• **DATA FOR PROCESSING**
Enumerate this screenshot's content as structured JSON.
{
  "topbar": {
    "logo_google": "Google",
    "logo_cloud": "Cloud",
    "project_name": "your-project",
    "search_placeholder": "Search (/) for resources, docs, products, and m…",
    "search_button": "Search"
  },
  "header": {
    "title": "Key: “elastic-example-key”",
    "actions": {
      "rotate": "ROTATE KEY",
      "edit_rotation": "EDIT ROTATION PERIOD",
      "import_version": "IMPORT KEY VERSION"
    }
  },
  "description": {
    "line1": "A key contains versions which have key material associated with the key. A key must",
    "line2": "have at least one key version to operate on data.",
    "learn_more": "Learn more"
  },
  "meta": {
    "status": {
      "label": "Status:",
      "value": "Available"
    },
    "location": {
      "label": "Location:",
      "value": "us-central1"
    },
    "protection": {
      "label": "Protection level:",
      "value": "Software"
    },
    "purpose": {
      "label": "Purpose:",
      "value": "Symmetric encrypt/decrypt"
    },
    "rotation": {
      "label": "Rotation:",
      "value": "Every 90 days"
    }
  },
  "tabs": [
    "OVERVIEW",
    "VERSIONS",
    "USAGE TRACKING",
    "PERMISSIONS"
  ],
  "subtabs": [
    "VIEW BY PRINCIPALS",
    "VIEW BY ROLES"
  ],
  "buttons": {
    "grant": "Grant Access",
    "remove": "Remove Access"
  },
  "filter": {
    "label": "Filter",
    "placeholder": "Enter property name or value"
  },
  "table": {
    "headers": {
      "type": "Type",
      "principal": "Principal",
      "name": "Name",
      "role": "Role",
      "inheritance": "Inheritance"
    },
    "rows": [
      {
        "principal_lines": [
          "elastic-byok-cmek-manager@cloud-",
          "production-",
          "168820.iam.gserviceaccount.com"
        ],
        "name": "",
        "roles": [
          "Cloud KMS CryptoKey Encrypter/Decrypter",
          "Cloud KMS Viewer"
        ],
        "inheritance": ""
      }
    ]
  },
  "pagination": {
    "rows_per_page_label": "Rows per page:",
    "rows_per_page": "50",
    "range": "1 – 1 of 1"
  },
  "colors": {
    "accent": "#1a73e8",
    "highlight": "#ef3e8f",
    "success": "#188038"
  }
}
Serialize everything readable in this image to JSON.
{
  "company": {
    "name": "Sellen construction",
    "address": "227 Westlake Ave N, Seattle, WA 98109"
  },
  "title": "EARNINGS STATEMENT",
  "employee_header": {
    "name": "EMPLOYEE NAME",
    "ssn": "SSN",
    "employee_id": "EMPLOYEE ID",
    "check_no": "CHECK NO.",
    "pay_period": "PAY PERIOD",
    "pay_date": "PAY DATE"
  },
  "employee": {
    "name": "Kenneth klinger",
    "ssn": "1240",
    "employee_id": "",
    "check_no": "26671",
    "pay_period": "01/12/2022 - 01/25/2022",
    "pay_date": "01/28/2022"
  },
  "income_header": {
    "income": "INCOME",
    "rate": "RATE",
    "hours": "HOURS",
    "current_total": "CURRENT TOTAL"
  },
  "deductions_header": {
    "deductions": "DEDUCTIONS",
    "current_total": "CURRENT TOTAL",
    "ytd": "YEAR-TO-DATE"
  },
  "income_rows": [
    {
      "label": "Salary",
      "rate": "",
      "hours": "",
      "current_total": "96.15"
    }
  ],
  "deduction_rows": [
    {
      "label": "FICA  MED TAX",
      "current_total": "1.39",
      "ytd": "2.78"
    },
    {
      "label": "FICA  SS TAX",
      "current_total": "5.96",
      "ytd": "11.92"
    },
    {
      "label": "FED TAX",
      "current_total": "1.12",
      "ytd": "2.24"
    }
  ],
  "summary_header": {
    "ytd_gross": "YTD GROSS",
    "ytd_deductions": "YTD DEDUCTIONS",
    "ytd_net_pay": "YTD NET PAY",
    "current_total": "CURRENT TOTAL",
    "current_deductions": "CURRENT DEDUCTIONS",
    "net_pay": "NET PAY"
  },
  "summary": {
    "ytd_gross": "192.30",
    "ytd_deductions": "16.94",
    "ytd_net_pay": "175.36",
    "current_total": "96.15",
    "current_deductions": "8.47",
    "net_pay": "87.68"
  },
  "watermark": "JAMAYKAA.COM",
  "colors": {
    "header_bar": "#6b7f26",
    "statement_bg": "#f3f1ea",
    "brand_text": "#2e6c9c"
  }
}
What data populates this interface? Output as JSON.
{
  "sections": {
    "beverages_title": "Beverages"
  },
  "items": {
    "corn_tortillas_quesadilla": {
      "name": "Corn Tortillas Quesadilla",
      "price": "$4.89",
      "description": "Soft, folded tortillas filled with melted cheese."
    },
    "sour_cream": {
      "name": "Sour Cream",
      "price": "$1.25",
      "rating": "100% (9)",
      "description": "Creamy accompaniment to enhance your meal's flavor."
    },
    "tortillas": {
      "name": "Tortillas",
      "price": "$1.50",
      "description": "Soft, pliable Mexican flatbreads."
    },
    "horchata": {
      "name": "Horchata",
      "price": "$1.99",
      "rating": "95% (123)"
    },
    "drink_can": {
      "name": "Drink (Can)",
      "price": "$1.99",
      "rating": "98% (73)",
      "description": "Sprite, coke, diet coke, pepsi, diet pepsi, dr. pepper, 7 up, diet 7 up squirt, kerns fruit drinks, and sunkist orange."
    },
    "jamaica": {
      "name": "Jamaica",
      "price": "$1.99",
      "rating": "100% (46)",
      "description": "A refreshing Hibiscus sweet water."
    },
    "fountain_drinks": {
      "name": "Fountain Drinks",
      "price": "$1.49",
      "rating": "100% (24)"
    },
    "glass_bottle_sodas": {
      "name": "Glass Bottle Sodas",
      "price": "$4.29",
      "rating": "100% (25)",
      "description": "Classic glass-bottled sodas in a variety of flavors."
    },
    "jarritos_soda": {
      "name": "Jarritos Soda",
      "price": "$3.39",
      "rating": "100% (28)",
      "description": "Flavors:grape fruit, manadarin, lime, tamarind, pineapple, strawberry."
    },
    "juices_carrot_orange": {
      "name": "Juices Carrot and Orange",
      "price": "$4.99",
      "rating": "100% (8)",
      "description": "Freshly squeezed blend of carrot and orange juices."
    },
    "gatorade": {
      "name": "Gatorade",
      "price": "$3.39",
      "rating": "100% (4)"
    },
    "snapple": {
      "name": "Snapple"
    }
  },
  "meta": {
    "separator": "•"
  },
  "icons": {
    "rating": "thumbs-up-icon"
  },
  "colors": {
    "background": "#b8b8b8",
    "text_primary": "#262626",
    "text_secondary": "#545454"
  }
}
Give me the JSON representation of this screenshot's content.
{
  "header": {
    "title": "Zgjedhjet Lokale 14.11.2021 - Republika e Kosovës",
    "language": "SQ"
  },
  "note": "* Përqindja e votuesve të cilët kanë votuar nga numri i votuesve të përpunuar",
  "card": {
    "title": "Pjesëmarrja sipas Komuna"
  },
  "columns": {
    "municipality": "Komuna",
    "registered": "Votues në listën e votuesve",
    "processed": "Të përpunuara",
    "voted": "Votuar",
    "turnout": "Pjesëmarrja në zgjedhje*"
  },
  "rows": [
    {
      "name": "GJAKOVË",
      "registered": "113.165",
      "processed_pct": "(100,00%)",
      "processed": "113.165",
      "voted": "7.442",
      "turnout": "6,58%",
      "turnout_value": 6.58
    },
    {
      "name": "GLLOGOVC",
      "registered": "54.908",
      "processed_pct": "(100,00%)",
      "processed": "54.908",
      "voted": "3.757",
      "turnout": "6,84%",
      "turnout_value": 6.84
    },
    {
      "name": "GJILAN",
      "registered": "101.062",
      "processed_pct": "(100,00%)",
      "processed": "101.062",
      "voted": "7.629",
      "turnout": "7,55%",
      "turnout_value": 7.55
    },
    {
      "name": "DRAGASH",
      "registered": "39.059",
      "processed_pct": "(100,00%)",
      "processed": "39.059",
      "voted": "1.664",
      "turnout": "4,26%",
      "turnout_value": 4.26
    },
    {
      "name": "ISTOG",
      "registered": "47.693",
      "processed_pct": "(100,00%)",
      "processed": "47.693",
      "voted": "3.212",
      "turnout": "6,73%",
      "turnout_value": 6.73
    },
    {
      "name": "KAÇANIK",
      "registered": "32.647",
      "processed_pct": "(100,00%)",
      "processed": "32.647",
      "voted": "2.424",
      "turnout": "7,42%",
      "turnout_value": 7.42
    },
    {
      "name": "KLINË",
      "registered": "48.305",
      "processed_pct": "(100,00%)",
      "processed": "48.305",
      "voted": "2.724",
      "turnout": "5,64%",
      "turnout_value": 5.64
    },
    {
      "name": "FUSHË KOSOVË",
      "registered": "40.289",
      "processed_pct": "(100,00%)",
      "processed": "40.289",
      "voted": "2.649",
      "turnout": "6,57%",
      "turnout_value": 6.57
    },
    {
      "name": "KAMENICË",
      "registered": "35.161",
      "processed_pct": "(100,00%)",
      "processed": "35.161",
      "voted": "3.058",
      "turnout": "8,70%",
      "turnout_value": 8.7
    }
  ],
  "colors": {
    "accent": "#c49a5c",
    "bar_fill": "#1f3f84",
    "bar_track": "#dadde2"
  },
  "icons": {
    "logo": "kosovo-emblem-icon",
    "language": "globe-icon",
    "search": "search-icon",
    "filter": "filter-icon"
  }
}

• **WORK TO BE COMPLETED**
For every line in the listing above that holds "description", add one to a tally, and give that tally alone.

• **SOLUTION FOR THIS TASK**
9